FAT SHEEP CLASSIC LAUNCHED
Highlighting the plight of South African farmers
The Hectic Promotions non-profit organisation has added an annual road cycling race in Bapsfontein to its portfolio to highlight the challenge South African farmers are facing as a result of farm attacks and droughts in South Africa.
The Fat Sheep Classic takes place on 6 September in Bapsfontein and presents a distance of 110km on delightfully quiet and rider friendly roads.
The event starts and finishes at the quaint and revamped Bapsfontein Hotel and it offers cyclists with a great weekend escape opportunity to get away from the hustle and bustle of Pretoria and Johannesburg.
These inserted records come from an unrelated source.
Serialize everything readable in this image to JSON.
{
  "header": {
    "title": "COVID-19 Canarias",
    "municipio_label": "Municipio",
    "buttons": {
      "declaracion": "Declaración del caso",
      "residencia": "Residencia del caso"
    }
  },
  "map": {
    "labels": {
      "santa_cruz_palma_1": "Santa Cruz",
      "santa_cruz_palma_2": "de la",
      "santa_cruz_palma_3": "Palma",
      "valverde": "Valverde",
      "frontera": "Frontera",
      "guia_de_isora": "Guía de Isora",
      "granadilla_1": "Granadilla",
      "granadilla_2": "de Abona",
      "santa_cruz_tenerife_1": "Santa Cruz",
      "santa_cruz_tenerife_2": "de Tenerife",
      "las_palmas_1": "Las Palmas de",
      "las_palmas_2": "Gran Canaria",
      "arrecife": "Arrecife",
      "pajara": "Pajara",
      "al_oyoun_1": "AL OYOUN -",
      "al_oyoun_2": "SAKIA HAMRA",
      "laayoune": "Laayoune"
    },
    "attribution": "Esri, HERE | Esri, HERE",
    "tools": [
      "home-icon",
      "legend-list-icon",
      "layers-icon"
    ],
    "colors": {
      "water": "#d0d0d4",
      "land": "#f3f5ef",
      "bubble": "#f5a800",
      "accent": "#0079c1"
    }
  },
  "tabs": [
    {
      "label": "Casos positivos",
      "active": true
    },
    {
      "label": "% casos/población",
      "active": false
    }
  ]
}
Bapsfontein sits within the borders of Gauteng. It is centered between Benoni, Bronkhorstspruit, Kempton Park, and the eastern suburbs of Pretoria.
The event is limited with no more than 300 people (inclusive of event staff) and riders will be set off in batches of 50 and 15 minutes apart. No riders older than 60 are permitted to take part.
The Fat Sheep is a CSA sanctioned race open for riders with a valid CSA membership and/or racing license (for racing categories) only. For riders without valid membership, a day license will be required
The entry fee is R350 and registration takes place at the the Bapsfontein Hotel on the morning of the race from 05:00. The first batch start is at 07:00.
NO LATE ENTRIES WILL BE ACCEPTED. AFTER ALLOWED NUMBER OF ENTRIES HAVE BEEN RECEIVED, NO ADDITIONAL ENTRIES CAN BE ACCEPTED.
All cyclists will be seeded according to the National Seeding Ladder. RaceTec will provide timing, but there will be no waterpoints on route, also to comply with Covid 19 regulations.
The roads will be well marshalled by our experience Hectic Promotions marshalling crew under the expert eye of Patrick Smit.
The route option are mildly undulating and don’t include any significant climbs, so it presents a nice and fast race which will ease riders back into the season following the winter.
“Farm attacks are continuing unabatedly, and, in most instances, farmers are reliant on themselves to keep their families and workers safe because of their remoteness,” said Hectic Promotions owner Mauritz Meyer.
Meyer believes strongly that the plight of farmers and their continued dedication to providing South Africa with food security, particularly in our current challenging Coronavirus environment, deserves to be highlighted.
“We have decided that the presentation of a road race in Bapsfontein is the next logical extension of our charity driven cycling race presentation platform,” said Meyer.
“Bapsfontein represents a passionate farming community which has sadly been plagued by farm attacks for a long time. It’s a short travel stint for our Gauteng based cyclists and Delmas has access to some sublime road routes,” he said.
“The nationwide droughts have become very serious in the country, particularly in the Karoo. Farmers are on their knees and many have had to sell their farms or have been foreclosed on.
“Livestock numbers have decreased alarmingly, and there is a real concern that the backlog will lead to food shortages within the next three years.”
Many deserving upliftment projects have seen the light and are making a remarkable contribution to the plight of farmers.
“We have decided to support one such project,” said Meyer. “The Fat Sheep project was started by Chrisma Botha from Murraysburg. She started crocheting the most beautiful sheep soft toys and selling her creations to subsidise their household income.
“Her ‘Fat Sheep’ became so popular that she couldn’t keep up with the demand, which quickly spread beyond the borders of Murraysburg.”
According to Meyer, Botha now has a team of farmer’s wives who she employs to assist with the crochet work. With funds made from the project, she is making a remarkable difference in the community of Murraysburg.
Hectic Promotions currently manages four mass participation cycling events which attract a combined participation total of 14 000 cyclists.
The company’s signature events are the Cycle4CANSA Classic, which is now in its 23rd year of presentation and 2019 saw us present the third edition of the Bestmed Tshwane Classic, which attracted 7 000 cyclists.
“The Fat Sheep Classic is going to be more than a race. It will constitute a celebration of the human spirit and achievement,” concluded Meyer.